Returned goods need to be evaluated on product quality, repackaged and resold to a used goods buyer. Often, they cannot be sold at original price due to damage, wear and tear, or just because they have been pre-owned. Furthermore, it is not easy to resell 100 percent of products that are returned. This, in turn, drives costs up.
“It can cost double the amount for a product to be returned into the supply chain as it does to deliver it,” said Iain Prince, Supply Chain Director of KPMG in the United Kingdom. For instance, it could cost between £3 and £10 to pick and deliver an order. But processing it on the way back “could cost double or treble that,” he added.
Returns cost UK retailers up to £60 billion (€66.9 billion) a year. Of this, £20 billion is generated by products bought online.
Throughout the return process, companies also need to make sure that they can easily track their products. Technologies such as RFID tags, barcodes and GPS-enabled systems are critical to ensuring that the product makes its way back to the manufacturer.
Providing a convenient and secure way for returns to be made is crucial in reverse logistics management.
In Malaysia, Thailand and Indonesia, customers of The Lazada Group can make their returns at mini-markets and convenience stores, which store the parcels for scheduled pick-ups.
The company has also tied up with the national post agency in Vietnam to allow customers there to return products and get on-the-spot cash refunds at any of its office branches located across the country.
Another big area of focus: what should the company do with the product after it has been returned?
Here, a proper disposition strategy is key for companies to deal with the different reasons of why a product was returned.
Having a sustainable reverse supply chain process will allow brands to assess the future value of a return more effectively. For example, if it is faulty, can it be repaired, or refurbished for the secondary market?
Consumer electronics giant Best Buy reduces losses by putting its in-store returns up for sale on its website at much lower prices. Knowing which parts to re-use and replace helps the company collect and dispose of materials in a sustainable and cost-effective manner.

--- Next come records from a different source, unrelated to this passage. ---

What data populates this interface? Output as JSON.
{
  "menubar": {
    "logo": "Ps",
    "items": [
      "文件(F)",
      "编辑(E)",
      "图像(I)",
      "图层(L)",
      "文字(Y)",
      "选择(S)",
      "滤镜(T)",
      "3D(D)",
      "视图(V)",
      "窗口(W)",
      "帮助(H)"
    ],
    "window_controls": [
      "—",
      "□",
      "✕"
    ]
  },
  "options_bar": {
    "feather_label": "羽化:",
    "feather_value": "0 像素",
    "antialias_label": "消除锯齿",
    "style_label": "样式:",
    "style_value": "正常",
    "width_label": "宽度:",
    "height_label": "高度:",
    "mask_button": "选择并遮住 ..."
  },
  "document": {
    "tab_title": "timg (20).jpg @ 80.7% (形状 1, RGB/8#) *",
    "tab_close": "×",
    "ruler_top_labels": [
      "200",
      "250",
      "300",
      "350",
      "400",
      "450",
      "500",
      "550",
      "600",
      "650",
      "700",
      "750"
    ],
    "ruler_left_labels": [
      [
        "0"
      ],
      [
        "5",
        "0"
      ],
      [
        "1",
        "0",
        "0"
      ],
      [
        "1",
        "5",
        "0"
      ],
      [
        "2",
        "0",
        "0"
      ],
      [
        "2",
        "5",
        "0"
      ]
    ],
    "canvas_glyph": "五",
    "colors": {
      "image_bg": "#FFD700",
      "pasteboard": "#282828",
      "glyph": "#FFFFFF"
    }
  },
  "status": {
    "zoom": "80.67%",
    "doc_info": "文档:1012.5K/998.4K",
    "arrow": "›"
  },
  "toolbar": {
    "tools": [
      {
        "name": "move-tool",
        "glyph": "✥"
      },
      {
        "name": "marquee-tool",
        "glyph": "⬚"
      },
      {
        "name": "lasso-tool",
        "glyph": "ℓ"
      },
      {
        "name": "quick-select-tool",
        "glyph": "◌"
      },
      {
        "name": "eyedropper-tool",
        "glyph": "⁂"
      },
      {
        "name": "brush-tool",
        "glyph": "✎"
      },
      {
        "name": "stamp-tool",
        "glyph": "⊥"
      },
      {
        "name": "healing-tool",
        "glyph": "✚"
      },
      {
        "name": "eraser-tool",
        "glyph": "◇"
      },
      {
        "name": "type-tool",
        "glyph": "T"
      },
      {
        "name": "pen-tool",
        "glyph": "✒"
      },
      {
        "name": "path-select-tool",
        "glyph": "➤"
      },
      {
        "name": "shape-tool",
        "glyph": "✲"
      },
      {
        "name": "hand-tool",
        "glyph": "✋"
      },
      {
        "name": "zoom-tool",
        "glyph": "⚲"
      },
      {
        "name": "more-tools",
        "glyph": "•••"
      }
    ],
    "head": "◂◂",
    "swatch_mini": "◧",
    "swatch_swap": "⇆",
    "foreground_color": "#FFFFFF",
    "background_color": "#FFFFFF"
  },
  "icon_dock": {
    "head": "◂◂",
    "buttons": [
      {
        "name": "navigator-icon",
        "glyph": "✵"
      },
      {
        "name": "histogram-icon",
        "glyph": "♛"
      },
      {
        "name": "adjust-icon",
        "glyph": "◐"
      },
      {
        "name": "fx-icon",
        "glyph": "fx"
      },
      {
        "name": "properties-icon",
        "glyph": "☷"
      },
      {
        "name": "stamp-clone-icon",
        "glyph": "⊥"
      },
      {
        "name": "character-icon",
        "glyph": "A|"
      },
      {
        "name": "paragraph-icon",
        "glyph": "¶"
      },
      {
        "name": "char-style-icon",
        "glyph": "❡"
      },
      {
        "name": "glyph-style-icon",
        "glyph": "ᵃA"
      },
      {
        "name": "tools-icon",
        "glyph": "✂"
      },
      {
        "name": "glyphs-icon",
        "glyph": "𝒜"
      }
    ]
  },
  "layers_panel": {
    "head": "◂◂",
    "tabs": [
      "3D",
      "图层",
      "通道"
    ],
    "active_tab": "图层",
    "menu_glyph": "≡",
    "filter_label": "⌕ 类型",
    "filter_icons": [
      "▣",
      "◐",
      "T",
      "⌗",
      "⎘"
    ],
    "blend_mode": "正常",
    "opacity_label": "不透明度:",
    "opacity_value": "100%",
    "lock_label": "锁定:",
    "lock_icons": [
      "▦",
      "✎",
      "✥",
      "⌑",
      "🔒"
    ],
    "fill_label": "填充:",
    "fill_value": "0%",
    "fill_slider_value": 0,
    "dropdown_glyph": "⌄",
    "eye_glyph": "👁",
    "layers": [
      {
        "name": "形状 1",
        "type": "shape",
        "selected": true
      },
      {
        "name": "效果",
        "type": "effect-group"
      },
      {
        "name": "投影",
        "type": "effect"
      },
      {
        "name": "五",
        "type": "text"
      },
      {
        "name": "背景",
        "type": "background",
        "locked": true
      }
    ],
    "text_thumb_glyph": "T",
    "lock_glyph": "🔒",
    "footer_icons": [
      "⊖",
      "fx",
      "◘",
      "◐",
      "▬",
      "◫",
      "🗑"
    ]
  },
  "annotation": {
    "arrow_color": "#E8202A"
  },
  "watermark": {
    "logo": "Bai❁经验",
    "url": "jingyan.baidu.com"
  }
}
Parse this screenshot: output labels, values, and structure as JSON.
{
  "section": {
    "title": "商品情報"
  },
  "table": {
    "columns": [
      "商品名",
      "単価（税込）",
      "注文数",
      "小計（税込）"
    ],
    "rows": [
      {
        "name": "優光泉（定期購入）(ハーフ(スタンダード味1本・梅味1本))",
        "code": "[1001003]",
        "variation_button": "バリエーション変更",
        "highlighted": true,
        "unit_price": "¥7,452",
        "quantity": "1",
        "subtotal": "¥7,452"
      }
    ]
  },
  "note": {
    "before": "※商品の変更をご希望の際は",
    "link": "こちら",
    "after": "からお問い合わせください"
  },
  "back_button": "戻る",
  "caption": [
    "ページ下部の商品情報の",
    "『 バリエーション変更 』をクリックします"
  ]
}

These strategies help to reduce costs for the company dealing with returned products, providing significant potential for higher productivity.
Choosing the right system
The complicated nature of reverse logistics may seem daunting to companies with little to no experience in this field. There are multiple approaches to reverse logistics that vary based on product and business model attributes.
To support companies in assessing their reverse logistics infrastructure, DHL worked with the Cranfield University and the Ellen MacArthur Foundation to develop the Reverse Logistics Maturity Model. The model helps to guide companies to harness the potential of the returns network by ensuring that materials, components and products are recovered and reprocessed more effectively.
Armed with such a model, organizations are better able to map out and continuously improve reverse logistics processes for their products.
From slashing costs to boosting efficiencies, it is clear that such forward-looking strategies are the best way to ride on the wave of reverse logistics.